Fort Edward Superintendent of Schools Dan Ward also said that students living in the village would go to the Fort Edward school — unless enrollment is too small to create a section.
Ward made the announcement of these parameters at a joint meeting between the boards of educations of both districts to kick off the study.
“As we value a 21st century education for our students, a successful merger vote will provide resources to enhance student learning opportunities. A merger will also provide an opportunity to realize efficiencies,” he said.
Also as part of the agreement, current Fort Edward school employees will be considered for positions in South Glens Falls, but they will not be guaranteed, according to Ward. Faculty hired by South Glens Falls will be placed on the appropriate step on the schedule.
The employees’ accrued sick time would be carried over to their positions in the South Glens Falls district. Fort Edward workers would receive their insurance under the South Glens Falls contract.
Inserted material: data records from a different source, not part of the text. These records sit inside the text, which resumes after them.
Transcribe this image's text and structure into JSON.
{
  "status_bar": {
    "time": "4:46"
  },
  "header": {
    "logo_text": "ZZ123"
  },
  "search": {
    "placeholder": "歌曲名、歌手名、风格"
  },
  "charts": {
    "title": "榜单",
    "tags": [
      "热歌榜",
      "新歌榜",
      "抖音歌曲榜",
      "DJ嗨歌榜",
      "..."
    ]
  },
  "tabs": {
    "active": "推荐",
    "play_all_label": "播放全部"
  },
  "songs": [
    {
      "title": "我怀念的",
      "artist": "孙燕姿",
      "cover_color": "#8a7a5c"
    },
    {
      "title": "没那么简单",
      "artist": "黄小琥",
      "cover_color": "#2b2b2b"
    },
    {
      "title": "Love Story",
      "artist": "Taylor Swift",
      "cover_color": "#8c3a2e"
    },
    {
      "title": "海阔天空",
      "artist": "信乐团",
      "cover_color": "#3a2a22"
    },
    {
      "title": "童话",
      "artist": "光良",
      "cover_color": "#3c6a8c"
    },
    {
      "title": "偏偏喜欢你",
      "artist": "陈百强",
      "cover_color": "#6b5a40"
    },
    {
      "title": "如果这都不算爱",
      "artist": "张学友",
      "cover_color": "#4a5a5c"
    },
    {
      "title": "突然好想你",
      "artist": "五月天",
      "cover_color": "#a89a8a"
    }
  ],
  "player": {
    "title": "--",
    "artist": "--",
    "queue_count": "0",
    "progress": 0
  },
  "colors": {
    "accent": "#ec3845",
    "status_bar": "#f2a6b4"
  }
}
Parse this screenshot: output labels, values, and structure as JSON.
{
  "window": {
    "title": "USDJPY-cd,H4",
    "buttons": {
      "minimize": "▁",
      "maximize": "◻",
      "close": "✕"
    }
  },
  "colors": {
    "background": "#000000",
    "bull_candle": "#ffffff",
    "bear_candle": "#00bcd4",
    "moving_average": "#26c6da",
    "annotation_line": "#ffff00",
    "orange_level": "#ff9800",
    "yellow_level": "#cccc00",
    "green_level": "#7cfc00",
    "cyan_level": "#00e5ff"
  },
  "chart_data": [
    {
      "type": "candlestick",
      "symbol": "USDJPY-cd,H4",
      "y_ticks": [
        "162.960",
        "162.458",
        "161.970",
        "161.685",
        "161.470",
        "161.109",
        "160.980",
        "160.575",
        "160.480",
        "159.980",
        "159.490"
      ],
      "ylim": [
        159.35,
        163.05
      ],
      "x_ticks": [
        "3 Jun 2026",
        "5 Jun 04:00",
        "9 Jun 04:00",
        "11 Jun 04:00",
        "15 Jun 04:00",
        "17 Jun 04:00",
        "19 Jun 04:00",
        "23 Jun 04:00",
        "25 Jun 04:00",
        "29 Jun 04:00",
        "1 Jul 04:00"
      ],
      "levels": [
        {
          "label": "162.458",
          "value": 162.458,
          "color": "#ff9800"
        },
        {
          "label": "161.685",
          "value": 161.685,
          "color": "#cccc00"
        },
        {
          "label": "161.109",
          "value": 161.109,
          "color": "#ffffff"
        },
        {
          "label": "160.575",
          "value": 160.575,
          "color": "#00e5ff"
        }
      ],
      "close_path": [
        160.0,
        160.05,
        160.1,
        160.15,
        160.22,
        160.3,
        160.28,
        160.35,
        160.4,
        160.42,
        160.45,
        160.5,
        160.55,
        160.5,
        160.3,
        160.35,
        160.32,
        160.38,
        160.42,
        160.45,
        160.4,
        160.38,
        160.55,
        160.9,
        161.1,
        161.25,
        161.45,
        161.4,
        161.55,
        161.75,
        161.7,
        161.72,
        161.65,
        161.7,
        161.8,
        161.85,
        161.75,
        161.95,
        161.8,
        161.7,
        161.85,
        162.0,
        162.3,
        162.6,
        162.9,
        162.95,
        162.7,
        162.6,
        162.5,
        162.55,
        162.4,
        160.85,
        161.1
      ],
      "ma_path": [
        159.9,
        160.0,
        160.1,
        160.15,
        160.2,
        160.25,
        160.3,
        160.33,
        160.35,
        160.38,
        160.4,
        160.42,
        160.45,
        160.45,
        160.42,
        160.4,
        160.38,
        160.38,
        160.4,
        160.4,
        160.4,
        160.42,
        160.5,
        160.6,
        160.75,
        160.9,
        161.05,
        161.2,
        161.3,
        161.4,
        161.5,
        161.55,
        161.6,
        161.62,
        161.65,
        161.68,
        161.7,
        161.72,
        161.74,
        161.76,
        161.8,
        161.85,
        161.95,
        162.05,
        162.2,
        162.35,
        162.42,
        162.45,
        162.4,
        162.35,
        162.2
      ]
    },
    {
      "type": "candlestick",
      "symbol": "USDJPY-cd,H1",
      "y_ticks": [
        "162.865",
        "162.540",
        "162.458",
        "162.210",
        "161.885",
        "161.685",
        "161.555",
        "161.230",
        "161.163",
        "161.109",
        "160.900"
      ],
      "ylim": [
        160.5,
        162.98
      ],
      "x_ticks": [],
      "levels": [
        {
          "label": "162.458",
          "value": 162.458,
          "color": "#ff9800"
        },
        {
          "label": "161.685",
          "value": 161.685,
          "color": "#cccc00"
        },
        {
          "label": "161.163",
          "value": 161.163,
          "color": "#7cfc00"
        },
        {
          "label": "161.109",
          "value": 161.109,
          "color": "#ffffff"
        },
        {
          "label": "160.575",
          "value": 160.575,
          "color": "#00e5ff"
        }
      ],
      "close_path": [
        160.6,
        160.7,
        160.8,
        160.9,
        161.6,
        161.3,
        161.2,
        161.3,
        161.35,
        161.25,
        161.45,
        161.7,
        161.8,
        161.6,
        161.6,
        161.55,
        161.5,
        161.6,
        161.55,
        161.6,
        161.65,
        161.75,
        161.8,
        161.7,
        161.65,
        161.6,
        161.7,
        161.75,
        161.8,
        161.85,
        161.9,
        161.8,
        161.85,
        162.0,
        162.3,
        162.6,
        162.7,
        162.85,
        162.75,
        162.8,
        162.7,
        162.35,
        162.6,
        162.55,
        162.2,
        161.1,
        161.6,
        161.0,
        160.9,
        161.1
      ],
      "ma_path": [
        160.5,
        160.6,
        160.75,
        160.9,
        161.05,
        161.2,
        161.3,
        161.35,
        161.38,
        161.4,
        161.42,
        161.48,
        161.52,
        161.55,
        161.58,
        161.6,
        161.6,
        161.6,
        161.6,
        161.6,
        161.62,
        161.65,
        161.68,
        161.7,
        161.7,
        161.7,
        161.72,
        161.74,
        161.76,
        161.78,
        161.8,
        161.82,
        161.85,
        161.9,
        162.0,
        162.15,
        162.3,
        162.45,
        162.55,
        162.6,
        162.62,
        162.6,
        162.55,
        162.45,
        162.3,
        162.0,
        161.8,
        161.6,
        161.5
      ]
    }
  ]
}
After any possible annexation, Ward said Fort Edward residents would be allowed to run for seats on the South Glens Falls Board of Education. In the event that no one is successfully elected to the board, two members of the Fort Edward community will be appointed as non-voting advisory members to the school board.
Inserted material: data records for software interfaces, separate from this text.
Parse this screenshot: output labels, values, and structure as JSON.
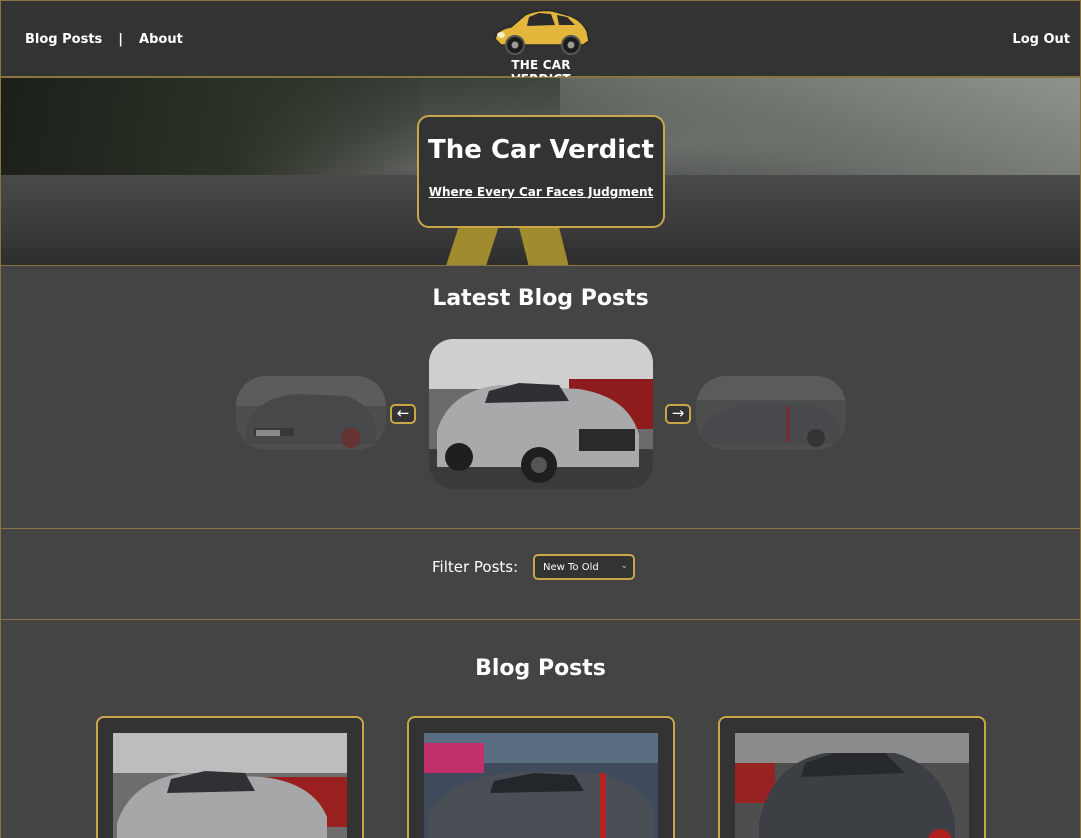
{
  "header": {
    "nav": [
      "Blog Posts",
      "|",
      "About"
    ],
    "logo_text": "THE CAR VERDICT",
    "logout": "Log Out"
  },
  "hero": {
    "title": "The Car Verdict",
    "subtitle": "Where Every Car Faces Judgment"
  },
  "latest": {
    "title": "Latest Blog Posts",
    "prev_arrow": "←",
    "next_arrow": "→"
  },
  "filter": {
    "label": "Filter Posts:",
    "selected": "New To Old"
  },
  "posts": {
    "title": "Blog Posts"
  },
  "colors": {
    "accent": "#c9a64a",
    "background": "#444444",
    "panel": "#333333"
  }
}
Wednesday’s meeting was the first opportunity for both boards to get together since the districts agreed to do the study.
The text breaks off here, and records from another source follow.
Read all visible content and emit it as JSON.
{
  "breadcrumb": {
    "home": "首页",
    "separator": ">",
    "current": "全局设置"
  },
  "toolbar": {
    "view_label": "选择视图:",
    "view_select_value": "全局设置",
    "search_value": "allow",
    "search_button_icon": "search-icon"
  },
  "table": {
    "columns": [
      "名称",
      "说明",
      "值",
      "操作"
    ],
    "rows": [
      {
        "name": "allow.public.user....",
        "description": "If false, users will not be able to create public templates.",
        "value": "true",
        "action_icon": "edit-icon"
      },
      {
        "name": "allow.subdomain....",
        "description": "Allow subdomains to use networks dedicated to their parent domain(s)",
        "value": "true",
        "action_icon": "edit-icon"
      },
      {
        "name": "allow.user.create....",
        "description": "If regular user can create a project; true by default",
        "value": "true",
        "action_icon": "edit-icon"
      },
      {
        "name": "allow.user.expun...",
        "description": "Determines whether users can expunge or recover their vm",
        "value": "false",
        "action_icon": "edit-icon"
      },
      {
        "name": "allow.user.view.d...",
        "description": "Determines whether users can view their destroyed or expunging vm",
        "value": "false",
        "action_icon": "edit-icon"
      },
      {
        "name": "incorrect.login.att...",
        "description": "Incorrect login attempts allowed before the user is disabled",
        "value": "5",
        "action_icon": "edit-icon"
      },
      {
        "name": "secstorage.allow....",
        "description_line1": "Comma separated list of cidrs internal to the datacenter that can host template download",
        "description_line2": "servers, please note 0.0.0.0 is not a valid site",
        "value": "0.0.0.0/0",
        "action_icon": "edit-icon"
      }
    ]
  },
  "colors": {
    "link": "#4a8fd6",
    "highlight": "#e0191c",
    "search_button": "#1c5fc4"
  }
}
Alan Pole of consulting firm Castallo & Silky outlined the merger study process.
Districts are facing a lot of issues — the COVID-19 pandemic, declining enrollment and revenue challenges, he said.
Pole said a merger study can be a stressful situation. People are very passionate about their schools and change is difficult, he said.
“If we lose the school as the center of our community, we lose our community,” he said, summarizing what he said many residents feel during this process.
To entice school districts to merge, Pole said the state offers generous incentives. For the first five years of the merger, the state provides additional Foundation Aid money, which is calculated by multiplying how much aid the two districts combined get by 40%.
That percentage gradually decreases to zero over a 14-year period. In the case of Fort Edward and South Glens Falls, Pole said that represents nearly $50 million in additional money over that period.
Pole suggested that the districts put about one-third of the money into reserve funds so they can be prepared for when the aid amounts start getting smaller.
“If you just blow this money, all of it, your tax rate in Year 6 and Year 10 and Year 14 is going to be a mess,” he said. “You’re going to need some discipline.”
Some of the money should be used to reduce local taxes, according to Pole.
In addition, new capital projects get a 30% bonus in state aid.
While the consultants are collecting data from the school districts, Pole said there will be an advisory committee consisting of teachers, administrators, parents and community members discussing a series of topics: enrollment, district organization, facilities, staffing, finances, transportation and educational programming.
Pole said the Syracuse-based consultants will use the advisory committee to provide insights that go beyond the hard data.
“We don’t have the local flavor, the local insights. We don’t have the understanding of the local culture in these two districts that might impact options that we are looking at,” he said.
The advisory committee will also play a valuable role in making sure accurate information about the process is circulating in the community.
The meetings would be streamed on the merger study website sites.google.com/sgfcsd.org/fesgfmerger/home and would be able to be viewed by the public.
The work will culminate in an 80- to 100-page report, which will be written in plain language on what the consultants found.
Pole stressed that the report will not offer any recommendation on whether or not to merge.
“We firmly believe that should be a decision left up to the community,” he said. “Our job is to write a comprehensive study that looks at most of the questions that people will have.”
This is a compressed time frame. The goal is to complete the report by April and send it to the state Education Department for its review.
The consultants will present to both school boards in April.
“Each board will make a decision about whether or not to have a public referendum on the question of this merger,” he said.
“If either board decides we don’t even want the community to look at this, the process is over,” he said.
The vote would have to pass in both communities and it is advisory only. If successful, a second binding vote would then take place. The earliest the new district could be formed under this process is July 1, 2022, according to Pole.
Pole suggests that people should relax and let the study take its course and see what it says.